[Website and app data records]
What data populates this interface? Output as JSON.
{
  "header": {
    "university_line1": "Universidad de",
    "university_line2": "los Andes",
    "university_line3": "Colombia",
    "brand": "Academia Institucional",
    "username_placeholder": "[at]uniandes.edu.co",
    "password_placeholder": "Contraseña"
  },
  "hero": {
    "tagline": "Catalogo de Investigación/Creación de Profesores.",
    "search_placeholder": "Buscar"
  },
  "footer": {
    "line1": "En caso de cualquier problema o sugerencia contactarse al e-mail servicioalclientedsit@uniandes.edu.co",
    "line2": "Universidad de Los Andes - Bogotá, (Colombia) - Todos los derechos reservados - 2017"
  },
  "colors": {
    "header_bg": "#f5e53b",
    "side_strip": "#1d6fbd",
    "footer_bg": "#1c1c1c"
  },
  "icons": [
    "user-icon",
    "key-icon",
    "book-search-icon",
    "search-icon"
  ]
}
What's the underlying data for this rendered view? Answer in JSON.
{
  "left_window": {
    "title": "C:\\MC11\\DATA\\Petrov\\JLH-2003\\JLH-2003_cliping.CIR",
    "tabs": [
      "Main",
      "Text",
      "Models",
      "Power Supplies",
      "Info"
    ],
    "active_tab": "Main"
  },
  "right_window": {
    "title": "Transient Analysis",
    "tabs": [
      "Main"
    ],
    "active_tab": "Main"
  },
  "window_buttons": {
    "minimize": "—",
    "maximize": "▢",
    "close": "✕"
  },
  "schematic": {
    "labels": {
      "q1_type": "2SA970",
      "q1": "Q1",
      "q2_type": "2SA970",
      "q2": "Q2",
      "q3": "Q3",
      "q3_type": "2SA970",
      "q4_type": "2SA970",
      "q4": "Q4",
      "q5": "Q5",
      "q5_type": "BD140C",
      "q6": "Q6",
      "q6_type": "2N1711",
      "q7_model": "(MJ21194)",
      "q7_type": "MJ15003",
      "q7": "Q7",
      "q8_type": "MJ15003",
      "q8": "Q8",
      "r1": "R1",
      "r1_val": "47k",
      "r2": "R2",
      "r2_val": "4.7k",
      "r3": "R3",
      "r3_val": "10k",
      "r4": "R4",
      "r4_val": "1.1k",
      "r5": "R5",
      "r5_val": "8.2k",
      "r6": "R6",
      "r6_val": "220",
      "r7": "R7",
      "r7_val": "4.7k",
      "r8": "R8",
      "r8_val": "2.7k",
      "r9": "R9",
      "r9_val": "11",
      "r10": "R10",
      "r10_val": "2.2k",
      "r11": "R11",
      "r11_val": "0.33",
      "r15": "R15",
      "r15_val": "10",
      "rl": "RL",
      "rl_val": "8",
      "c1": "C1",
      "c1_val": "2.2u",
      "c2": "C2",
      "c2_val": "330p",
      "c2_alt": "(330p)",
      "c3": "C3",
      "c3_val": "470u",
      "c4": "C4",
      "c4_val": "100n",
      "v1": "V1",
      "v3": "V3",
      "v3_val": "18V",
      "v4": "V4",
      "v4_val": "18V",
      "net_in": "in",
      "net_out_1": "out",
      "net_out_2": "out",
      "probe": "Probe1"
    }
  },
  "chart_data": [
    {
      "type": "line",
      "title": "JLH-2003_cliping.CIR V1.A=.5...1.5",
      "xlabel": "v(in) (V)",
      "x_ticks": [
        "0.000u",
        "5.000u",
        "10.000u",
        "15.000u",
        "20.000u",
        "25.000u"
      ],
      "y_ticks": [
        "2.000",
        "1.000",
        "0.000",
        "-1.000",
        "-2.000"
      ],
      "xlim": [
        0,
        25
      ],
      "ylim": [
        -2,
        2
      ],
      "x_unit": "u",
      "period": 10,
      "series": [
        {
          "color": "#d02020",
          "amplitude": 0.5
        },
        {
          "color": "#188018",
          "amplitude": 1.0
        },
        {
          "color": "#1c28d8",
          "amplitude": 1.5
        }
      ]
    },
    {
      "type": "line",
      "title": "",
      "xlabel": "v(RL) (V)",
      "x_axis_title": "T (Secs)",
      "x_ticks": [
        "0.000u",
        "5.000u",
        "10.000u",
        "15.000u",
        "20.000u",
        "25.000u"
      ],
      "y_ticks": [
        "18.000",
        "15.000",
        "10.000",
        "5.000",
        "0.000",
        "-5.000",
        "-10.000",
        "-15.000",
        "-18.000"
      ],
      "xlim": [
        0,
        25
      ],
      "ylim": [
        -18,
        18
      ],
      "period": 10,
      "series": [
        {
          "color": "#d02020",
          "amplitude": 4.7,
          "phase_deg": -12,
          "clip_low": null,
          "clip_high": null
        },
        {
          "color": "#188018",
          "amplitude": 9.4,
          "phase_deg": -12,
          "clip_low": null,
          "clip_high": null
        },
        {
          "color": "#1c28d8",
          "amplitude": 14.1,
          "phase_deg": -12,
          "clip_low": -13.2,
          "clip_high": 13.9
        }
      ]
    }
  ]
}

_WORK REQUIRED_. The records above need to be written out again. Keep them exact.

_RESPONSE_.
What data populates this interface? Output as JSON.
{
  "header": {
    "university_line1": "Universidad de",
    "university_line2": "los Andes",
    "university_line3": "Colombia",
    "brand": "Academia Institucional",
    "username_placeholder": "[at]uniandes.edu.co",
    "password_placeholder": "Contraseña"
  },
  "hero": {
    "tagline": "Catalogo de Investigación/Creación de Profesores.",
    "search_placeholder": "Buscar"
  },
  "footer": {
    "line1": "En caso de cualquier problema o sugerencia contactarse al e-mail servicioalclientedsit@uniandes.edu.co",
    "line2": "Universidad de Los Andes - Bogotá, (Colombia) - Todos los derechos reservados - 2017"
  },
  "colors": {
    "header_bg": "#f5e53b",
    "side_strip": "#1d6fbd",
    "footer_bg": "#1c1c1c"
  },
  "icons": [
    "user-icon",
    "key-icon",
    "book-search-icon",
    "search-icon"
  ]
}
What's the underlying data for this rendered view? Answer in JSON.
{
  "left_window": {
    "title": "C:\\MC11\\DATA\\Petrov\\JLH-2003\\JLH-2003_cliping.CIR",
    "tabs": [
      "Main",
      "Text",
      "Models",
      "Power Supplies",
      "Info"
    ],
    "active_tab": "Main"
  },
  "right_window": {
    "title": "Transient Analysis",
    "tabs": [
      "Main"
    ],
    "active_tab": "Main"
  },
  "window_buttons": {
    "minimize": "—",
    "maximize": "▢",
    "close": "✕"
  },
  "schematic": {
    "labels": {
      "q1_type": "2SA970",
      "q1": "Q1",
      "q2_type": "2SA970",
      "q2": "Q2",
      "q3": "Q3",
      "q3_type": "2SA970",
      "q4_type": "2SA970",
      "q4": "Q4",
      "q5": "Q5",
      "q5_type": "BD140C",
      "q6": "Q6",
      "q6_type": "2N1711",
      "q7_model": "(MJ21194)",
      "q7_type": "MJ15003",
      "q7": "Q7",
      "q8_type": "MJ15003",
      "q8": "Q8",
      "r1": "R1",
      "r1_val": "47k",
      "r2": "R2",
      "r2_val": "4.7k",
      "r3": "R3",
      "r3_val": "10k",
      "r4": "R4",
      "r4_val": "1.1k",
      "r5": "R5",
      "r5_val": "8.2k",
      "r6": "R6",
      "r6_val": "220",
      "r7": "R7",
      "r7_val": "4.7k",
      "r8": "R8",
      "r8_val": "2.7k",
      "r9": "R9",
      "r9_val": "11",
      "r10": "R10",
      "r10_val": "2.2k",
      "r11": "R11",
      "r11_val": "0.33",
      "r15": "R15",
      "r15_val": "10",
      "rl": "RL",
      "rl_val": "8",
      "c1": "C1",
      "c1_val": "2.2u",
      "c2": "C2",
      "c2_val": "330p",
      "c2_alt": "(330p)",
      "c3": "C3",
      "c3_val": "470u",
      "c4": "C4",
      "c4_val": "100n",
      "v1": "V1",
      "v3": "V3",
      "v3_val": "18V",
      "v4": "V4",
      "v4_val": "18V",
      "net_in": "in",
      "net_out_1": "out",
      "net_out_2": "out",
      "probe": "Probe1"
    }
  },
  "chart_data": [
    {
      "type": "line",
      "title": "JLH-2003_cliping.CIR V1.A=.5...1.5",
      "xlabel": "v(in) (V)",
      "x_ticks": [
        "0.000u",
        "5.000u",
        "10.000u",
        "15.000u",
        "20.000u",
        "25.000u"
      ],
      "y_ticks": [
        "2.000",
        "1.000",
        "0.000",
        "-1.000",
        "-2.000"
      ],
      "xlim": [
        0,
        25
      ],
      "ylim": [
        -2,
        2
      ],
      "x_unit": "u",
      "period": 10,
      "series": [
        {
          "color": "#d02020",
          "amplitude": 0.5
        },
        {
          "color": "#188018",
          "amplitude": 1.0
        },
        {
          "color": "#1c28d8",
          "amplitude": 1.5
        }
      ]
    },
    {
      "type": "line",
      "title": "",
      "xlabel": "v(RL) (V)",
      "x_axis_title": "T (Secs)",
      "x_ticks": [
        "0.000u",
        "5.000u",
        "10.000u",
        "15.000u",
        "20.000u",
        "25.000u"
      ],
      "y_ticks": [
        "18.000",
        "15.000",
        "10.000",
        "5.000",
        "0.000",
        "-5.000",
        "-10.000",
        "-15.000",
        "-18.000"
      ],
      "xlim": [
        0,
        25
      ],
      "ylim": [
        -18,
        18
      ],
      "period": 10,
      "series": [
        {
          "color": "#d02020",
          "amplitude": 4.7,
          "phase_deg": -12,
          "clip_low": null,
          "clip_high": null
        },
        {
          "color": "#188018",
          "amplitude": 9.4,
          "phase_deg": -12,
          "clip_low": null,
          "clip_high": null
        },
        {
          "color": "#1c28d8",
          "amplitude": 14.1,
          "phase_deg": -12,
          "clip_low": -13.2,
          "clip_high": 13.9
        }
      ]
    }
  ]
}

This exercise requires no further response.